In May I spent time at a (virtual) conference organised by Hawkwood Centre for Future Thinking, and among several outstanding talks I’m going to mention the one given by Transition Towns founder Rob Hopkins. The images in this piece all come from screenshots of his talk: I hope he forgives their use here.

It was based on his 2020 book, From What Is to What If and was a call for “a revolution of the imagination”. As someone who believes in the value and social power of visioning and preferred futures, this obviously struck a chord.

Hopkins started by defining imagination as “the ability to see things as if they were otherwise.” But, in the words of the American abolitionist Mariame Kaba, “We live in a system that has been locked into a false sense of inevitability.” My imperfect notes suggest that Kaba may also have talked about “the decline of imagination since the 1990s.”

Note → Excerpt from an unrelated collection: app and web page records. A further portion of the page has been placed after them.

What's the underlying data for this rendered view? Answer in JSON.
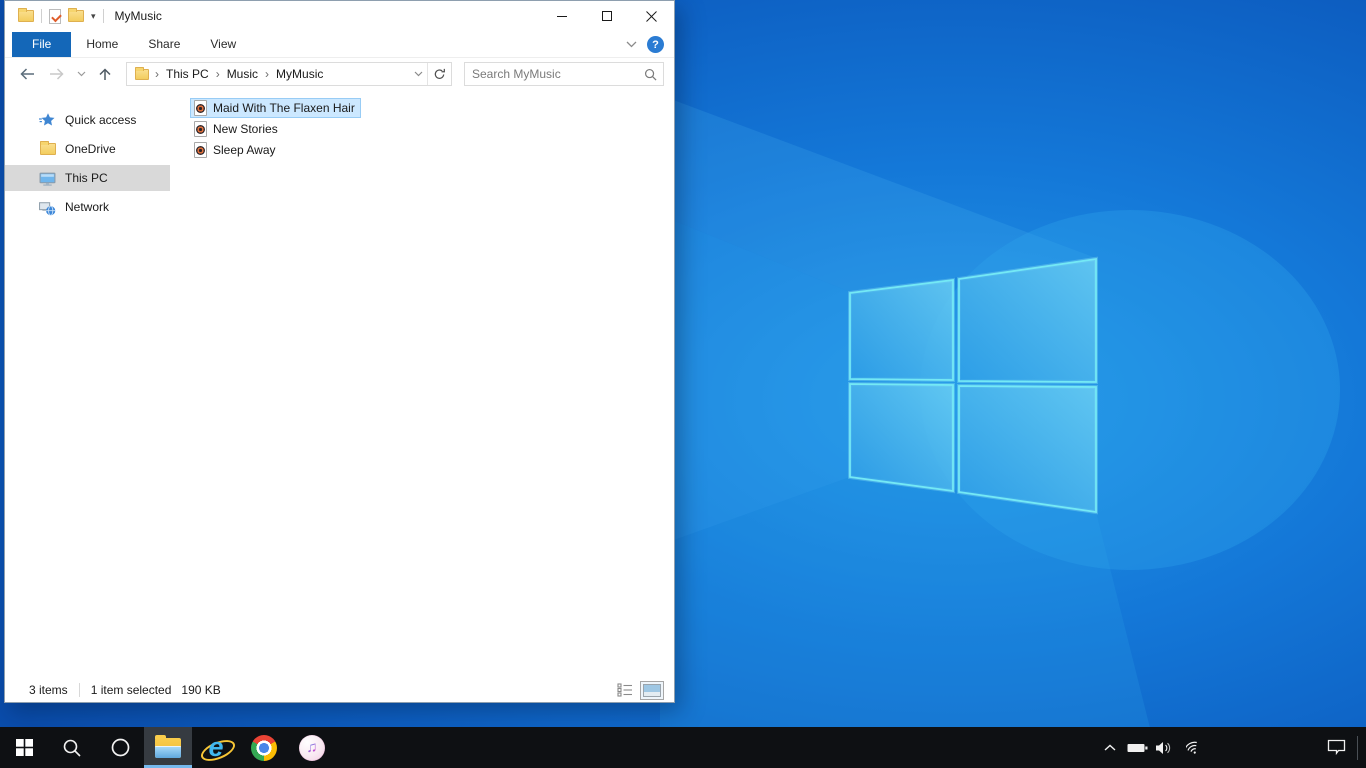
{
  "explorer": {
    "title": "MyMusic",
    "ribbon": {
      "tabs": [
        {
          "label": "File",
          "active": true
        },
        {
          "label": "Home",
          "active": false
        },
        {
          "label": "Share",
          "active": false
        },
        {
          "label": "View",
          "active": false
        }
      ]
    },
    "address": {
      "breadcrumb": [
        "This PC",
        "Music",
        "MyMusic"
      ]
    },
    "search": {
      "placeholder": "Search MyMusic"
    },
    "sidebar": {
      "items": [
        {
          "label": "Quick access",
          "icon": "quick-access-star",
          "selected": false
        },
        {
          "label": "OneDrive",
          "icon": "folder",
          "selected": false
        },
        {
          "label": "This PC",
          "icon": "computer",
          "selected": true
        },
        {
          "label": "Network",
          "icon": "network",
          "selected": false
        }
      ]
    },
    "files": [
      {
        "name": "Maid With The Flaxen Hair",
        "icon": "music-file",
        "selected": true
      },
      {
        "name": "New Stories",
        "icon": "music-file",
        "selected": false
      },
      {
        "name": "Sleep Away",
        "icon": "music-file",
        "selected": false
      }
    ],
    "status": {
      "count": "3 items",
      "selection": "1 item selected",
      "size": "190 KB"
    }
  },
  "icons": {
    "breadcrumb_separator": "›",
    "help": "?",
    "qat_menu_caret": "▾",
    "ie_letter": "e",
    "itunes_note": "♫"
  },
  "taskbar": {
    "items": [
      "start",
      "search",
      "cortana",
      "file-explorer",
      "internet-explorer",
      "chrome",
      "itunes"
    ],
    "active_item": "file-explorer",
    "tray": [
      "hidden-icons-chevron",
      "battery",
      "volume",
      "wifi",
      "action-center"
    ]
  },
  "colors": {
    "accent_tab": "#1467b8",
    "file_selection_bg": "#cce8ff",
    "file_selection_border": "#98ccf5",
    "sidebar_selection": "#d9d9d9",
    "taskbar_bg": "#0e1013",
    "taskbar_active_underline": "#76b9ed",
    "help_badge": "#2b7cd3",
    "folder_yellow": "#f6d56e",
    "desktop_base": "#1173d4",
    "logo_edge": "#74e9f5"
  }
}
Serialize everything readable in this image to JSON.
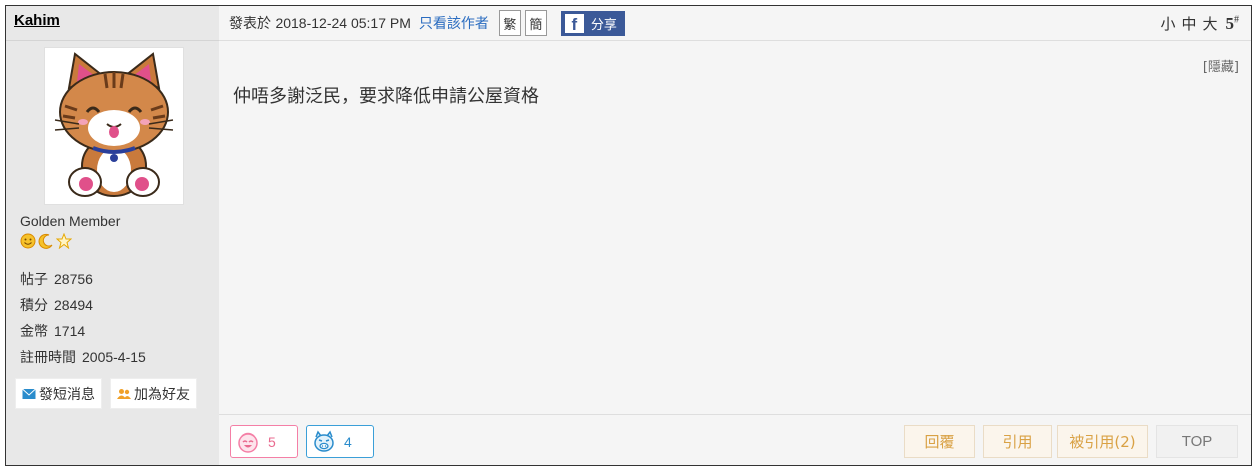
{
  "author": {
    "name": "Kahim",
    "rank": "Golden Member",
    "badges": [
      "smiley-face-badge",
      "crescent-moon-badge",
      "star-badge"
    ],
    "stats": [
      {
        "label": "帖子",
        "value": "28756"
      },
      {
        "label": "積分",
        "value": "28494"
      },
      {
        "label": "金幣",
        "value": "1714"
      },
      {
        "label": "註冊時間",
        "value": "2005-4-15"
      }
    ],
    "send_message": "發短消息",
    "add_friend": "加為好友"
  },
  "post": {
    "posted_prefix": "發表於",
    "posted_time": "2018-12-24 05:17 PM",
    "only_author": "只看該作者",
    "traditional": "繁",
    "simplified": "簡",
    "share_label": "分享",
    "size_small": "小",
    "size_medium": "中",
    "size_large": "大",
    "floor": "5",
    "floor_mark": "#",
    "hide": "[隱藏]",
    "content": "仲唔多謝泛民，要求降低申請公屋資格"
  },
  "footer": {
    "like_count": "5",
    "dislike_count": "4",
    "reply": "回覆",
    "quote": "引用",
    "quoted": "被引用(2)",
    "top": "TOP"
  },
  "colors": {
    "facebook": "#3b5998",
    "like": "#e96a8f",
    "dislike": "#2a8ccc",
    "action_text": "#d9a144",
    "link": "#2a6cc0"
  }
}
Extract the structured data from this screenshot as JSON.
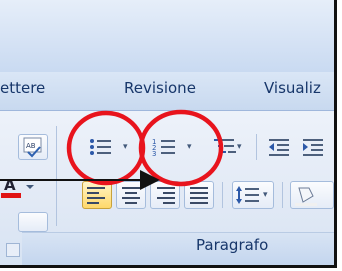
{
  "tabs": [
    "ettere",
    "Revisione",
    "Visualiz"
  ],
  "group": {
    "label": "Paragrafo"
  },
  "icons": {
    "spellcheck": "abc-check-icon",
    "font_color": "font-color-icon",
    "bullets": "bulleted-list-icon",
    "numbering": "numbered-list-icon",
    "multilevel": "multilevel-list-icon",
    "decrease_indent": "decrease-indent-icon",
    "increase_indent": "increase-indent-icon",
    "align_left": "align-left-icon",
    "align_center": "align-center-icon",
    "align_right": "align-right-icon",
    "justify": "justify-icon",
    "line_spacing": "line-spacing-icon",
    "shading": "shading-icon",
    "dialog_launcher": "dialog-launcher-icon"
  },
  "selected": {
    "align_left": true
  },
  "annotations": {
    "highlight_color": "#e8141d",
    "circled": [
      "bullets-button",
      "numbering-button"
    ],
    "arrow_target": "numbering-button"
  },
  "colors": {
    "tab_text": "#17366a",
    "ribbon_bg": "#e1e9f5",
    "selected_button": "#ffd86a"
  }
}
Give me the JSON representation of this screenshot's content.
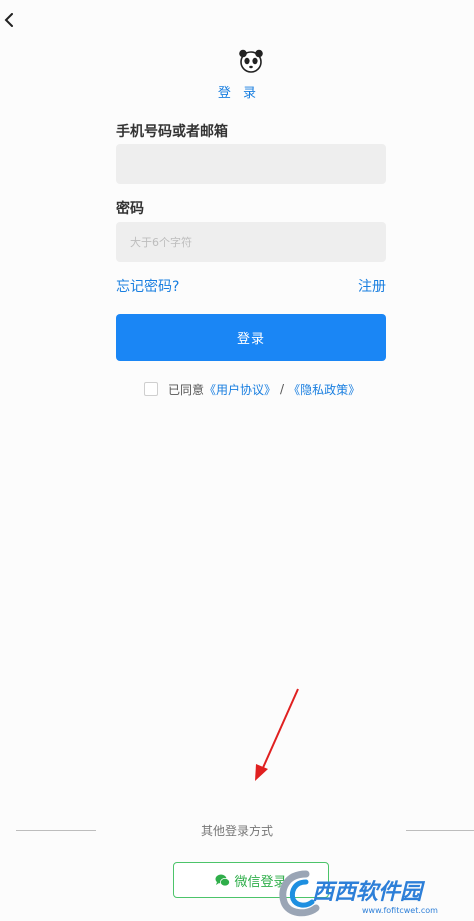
{
  "header": {
    "back_icon": "chevron-left-icon",
    "logo_icon": "panda-icon",
    "title": "登 录"
  },
  "form": {
    "account_label": "手机号码或者邮箱",
    "account_value": "",
    "password_label": "密码",
    "password_placeholder": "大于6个字符",
    "forgot_label": "忘记密码?",
    "register_label": "注册",
    "login_label": "登录"
  },
  "agreement": {
    "prefix": "已同意",
    "user_agreement": "《用户协议》",
    "separator": "/",
    "privacy_policy": "《隐私政策》"
  },
  "other": {
    "label": "其他登录方式",
    "wechat_label": "微信登录",
    "wechat_icon": "wechat-icon"
  },
  "watermark": {
    "brand": "西西软件园",
    "url": "www.fofitcwet.com"
  },
  "colors": {
    "accent": "#1a86f5",
    "link": "#1a7fe0",
    "wechat": "#2fae4a",
    "arrow": "#e02020"
  }
}
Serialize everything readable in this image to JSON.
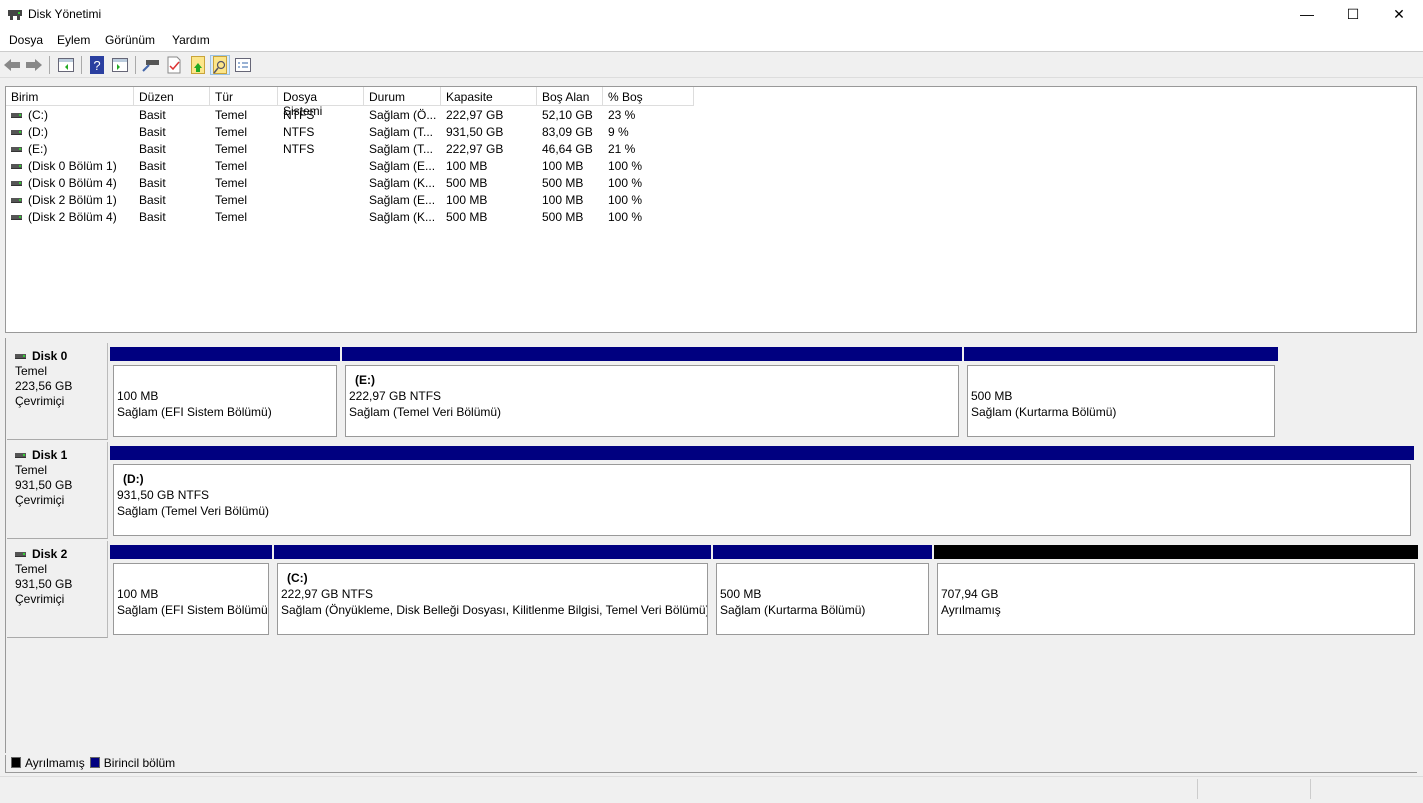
{
  "window": {
    "title": "Disk Yönetimi",
    "minimize": "—",
    "maximize": "☐",
    "close": "✕"
  },
  "menu": [
    "Dosya",
    "Eylem",
    "Görünüm",
    "Yardım"
  ],
  "toolbar": [
    "back-icon",
    "forward-icon",
    "show-hide-console-tree-icon",
    "help-icon",
    "show-hide-action-pane-icon",
    "connect-disk-icon",
    "check-properties-icon",
    "up-folder-icon",
    "find-icon",
    "list-view-icon"
  ],
  "volumes": {
    "columns": [
      "Birim",
      "Düzen",
      "Tür",
      "Dosya Sistemi",
      "Durum",
      "Kapasite",
      "Boş Alan",
      "% Boş"
    ],
    "rows": [
      [
        "(C:)",
        "Basit",
        "Temel",
        "NTFS",
        "Sağlam (Ö...",
        "222,97 GB",
        "52,10 GB",
        "23 %"
      ],
      [
        "(D:)",
        "Basit",
        "Temel",
        "NTFS",
        "Sağlam (T...",
        "931,50 GB",
        "83,09 GB",
        "9 %"
      ],
      [
        "(E:)",
        "Basit",
        "Temel",
        "NTFS",
        "Sağlam (T...",
        "222,97 GB",
        "46,64 GB",
        "21 %"
      ],
      [
        "(Disk 0 Bölüm 1)",
        "Basit",
        "Temel",
        "",
        "Sağlam (E...",
        "100 MB",
        "100 MB",
        "100 %"
      ],
      [
        "(Disk 0 Bölüm 4)",
        "Basit",
        "Temel",
        "",
        "Sağlam (K...",
        "500 MB",
        "500 MB",
        "100 %"
      ],
      [
        "(Disk 2 Bölüm 1)",
        "Basit",
        "Temel",
        "",
        "Sağlam (E...",
        "100 MB",
        "100 MB",
        "100 %"
      ],
      [
        "(Disk 2 Bölüm 4)",
        "Basit",
        "Temel",
        "",
        "Sağlam (K...",
        "500 MB",
        "500 MB",
        "100 %"
      ]
    ]
  },
  "disks": [
    {
      "name": "Disk 0",
      "type": "Temel",
      "size": "223,56 GB",
      "status": "Çevrimiçi",
      "partitions": [
        {
          "label": "",
          "size": "100 MB",
          "status": "Sağlam (EFI Sistem Bölümü)",
          "kind": "primary"
        },
        {
          "label": "(E:)",
          "size": "222,97 GB NTFS",
          "status": "Sağlam (Temel Veri Bölümü)",
          "kind": "primary"
        },
        {
          "label": "",
          "size": "500 MB",
          "status": "Sağlam (Kurtarma Bölümü)",
          "kind": "primary"
        }
      ]
    },
    {
      "name": "Disk 1",
      "type": "Temel",
      "size": "931,50 GB",
      "status": "Çevrimiçi",
      "partitions": [
        {
          "label": "(D:)",
          "size": "931,50 GB NTFS",
          "status": "Sağlam (Temel Veri Bölümü)",
          "kind": "primary"
        }
      ]
    },
    {
      "name": "Disk 2",
      "type": "Temel",
      "size": "931,50 GB",
      "status": "Çevrimiçi",
      "partitions": [
        {
          "label": "",
          "size": "100 MB",
          "status": "Sağlam (EFI Sistem Bölümü)",
          "kind": "primary"
        },
        {
          "label": "(C:)",
          "size": "222,97 GB NTFS",
          "status": "Sağlam (Önyükleme, Disk Belleği Dosyası, Kilitlenme Bilgisi, Temel Veri Bölümü)",
          "kind": "primary"
        },
        {
          "label": "",
          "size": "500 MB",
          "status": "Sağlam (Kurtarma Bölümü)",
          "kind": "primary"
        },
        {
          "label": "",
          "size": "707,94 GB",
          "status": "Ayrılmamış",
          "kind": "unallocated"
        }
      ]
    }
  ],
  "legend": [
    {
      "label": "Ayrılmamış",
      "color": "#000000"
    },
    {
      "label": "Birincil bölüm",
      "color": "#000080"
    }
  ]
}
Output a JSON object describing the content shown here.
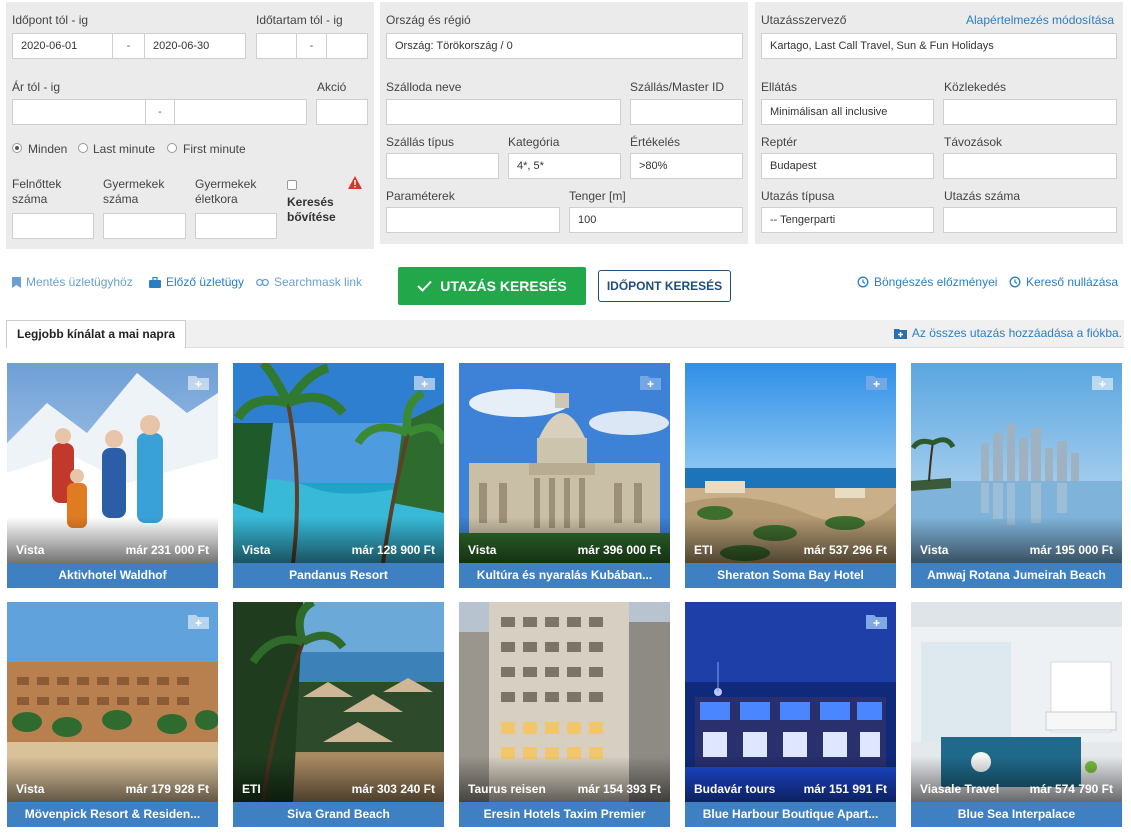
{
  "form": {
    "date_range": {
      "label": "Időpont tól - ig",
      "from": "2020-06-01",
      "to": "2020-06-30",
      "sep": "-"
    },
    "duration": {
      "label": "Időtartam tól - ig",
      "sep": "-"
    },
    "price": {
      "label": "Ár tól - ig",
      "sep": "-"
    },
    "action": {
      "label": "Akció"
    },
    "radios": [
      {
        "label": "Minden",
        "checked": true
      },
      {
        "label": "Last minute",
        "checked": false
      },
      {
        "label": "First minute",
        "checked": false
      }
    ],
    "adults": {
      "label_1": "Felnőttek",
      "label_2": "száma"
    },
    "children": {
      "label_1": "Gyermekek",
      "label_2": "száma"
    },
    "children_age": {
      "label_1": "Gyermekek",
      "label_2": "életkora"
    },
    "extend": {
      "label_1": "Keresés",
      "label_2": "bővítése"
    },
    "country": {
      "label": "Ország és régió",
      "value": "Ország: Törökország / 0"
    },
    "hotel_name": {
      "label": "Szálloda neve"
    },
    "master_id": {
      "label": "Szállás/Master ID"
    },
    "acc_type": {
      "label": "Szállás típus"
    },
    "category": {
      "label": "Kategória",
      "value": "4*, 5*"
    },
    "rating": {
      "label": "Értékelés",
      "value": ">80%"
    },
    "params": {
      "label": "Paraméterek"
    },
    "sea": {
      "label": "Tenger [m]",
      "value": "100"
    },
    "organizer": {
      "label": "Utazásszervező",
      "reset_link": "Alapértelmezés módosítása",
      "value": "Kartago, Last Call Travel, Sun & Fun Holidays"
    },
    "board": {
      "label": "Ellátás",
      "value": "Minimálisan all inclusive"
    },
    "transport": {
      "label": "Közlekedés"
    },
    "airport": {
      "label": "Reptér",
      "value": "Budapest"
    },
    "departures": {
      "label": "Távozások"
    },
    "trip_type": {
      "label": "Utazás típusa",
      "value": "-- Tengerparti"
    },
    "trip_number": {
      "label": "Utazás száma"
    }
  },
  "toolbar": {
    "save": "Mentés üzletügyhöz",
    "prev": "Előző üzletügy",
    "mask": "Searchmask link",
    "search": "UTAZÁS KERESÉS",
    "date_search": "IDŐPONT KERESÉS",
    "history": "Böngészés előzményei",
    "reset": "Kereső nullázása"
  },
  "tabs": {
    "active": "Legjobb kínálat a mai napra",
    "add_all": "Az összes utazás hozzáadása a fiókba."
  },
  "offers": [
    {
      "agency": "Vista",
      "price": "már 231 000 Ft",
      "name": "Aktivhotel Waldhof"
    },
    {
      "agency": "Vista",
      "price": "már 128 900 Ft",
      "name": "Pandanus Resort"
    },
    {
      "agency": "Vista",
      "price": "már 396 000 Ft",
      "name": "Kultúra és nyaralás Kubában..."
    },
    {
      "agency": "ETI",
      "price": "már 537 296 Ft",
      "name": "Sheraton Soma Bay Hotel"
    },
    {
      "agency": "Vista",
      "price": "már 195 000 Ft",
      "name": "Amwaj Rotana Jumeirah Beach"
    },
    {
      "agency": "Vista",
      "price": "már 179 928 Ft",
      "name": "Mövenpick Resort & Residen..."
    },
    {
      "agency": "ETI",
      "price": "már 303 240 Ft",
      "name": "Siva Grand Beach"
    },
    {
      "agency": "Taurus reisen",
      "price": "már 154 393 Ft",
      "name": "Eresin Hotels Taxim Premier"
    },
    {
      "agency": "Budavár tours",
      "price": "már 151 991 Ft",
      "name": "Blue Harbour Boutique Apart..."
    },
    {
      "agency": "Viasale Travel",
      "price": "már 574 790 Ft",
      "name": "Blue Sea Interpalace"
    }
  ],
  "colors": {
    "accent": "#3f80c3",
    "search_green": "#22a74a",
    "panel": "#ebebeb"
  }
}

The function of imagination is to bring “longing into the world”—I’d say that what this does is to create a narrative gap that we are then moved to fill. (In the Seeds of Good Anthropocenes approach, this is what the “mature seeds” are designed to do.)

For example, although as a species we only landed on the Moon in 1969, we had been there many times before in our culture, whether with Tintin as our guide, or Frank Sinatra.

(Image: Transition Bude via Rob Hopkins)

Hopkins noted several examples of creating such imagination—the work of James McKay in Leeds, visualising different versions of a future Leeds. Or Transition Bude, which ran an extended “What If?” campaign to change future perceptions. Or the Swedish Green party, which used images of a desirable current life as a way to disrupt the present.

Hopkins shared his “imagination sundial”—a wheel based on four elements, of space, place, practices, and pacts.

(Image: Rob Shorter: CC BY-SA 4.0

Space is about creating what I’d call “looseness”—a bit more time, a bit more slack in the system, whether it’s a four day week or a form of Universal Basic Income. (And it’s possible to believe that Kaba’s “decline of the imagination” has something to do with the way that work regimes and technology have combined to squeeze our loose time, even our opportunities for boredom.)

Place is about disrupting the way we see the world around us—whether that is Extinction Rebellion foresting Waterloo Bridge, or “parking days”, where artists buy parking spaces for the day but don’t park cars in them.

Practices is about creating mental space for imagination—quite literally. Both memory and imagination are developed in the hippocampus, and the hippocampus shrinks in response to stress (specifically in response to cortisol).

One example of Practices is Transition Town Anywhere. Another is the Dundee Art Angel project which treats all its participants as artists, rather than clients or service users, even though its working with mental health issues. One of the requirements of participants is that they illustrate how they felt when they joined and how they feel now.

(Image: Art Angel, Dundee, via Rob Hopkins)

What if? questions also work as a practice. What if Tooting’s bus turning circle was a local green? What if the majority of food eaten in Liege was grown in the fields around the city?

Pacts are about making agreements to get things done. Bologna’s Civic Imagination Office, for example, enables new spaces and places to come into being by agreeing the commitments that the city will make—in exchange for the resources that other parties agree to bring in to make change happen.

I’d noticed Rob’s book when it came out last summer, although I hadn’t bought it. But the model sounds interesting and I’ve ordered the book to understand it better.

Cross-posted from my Just Two Things Newsletter.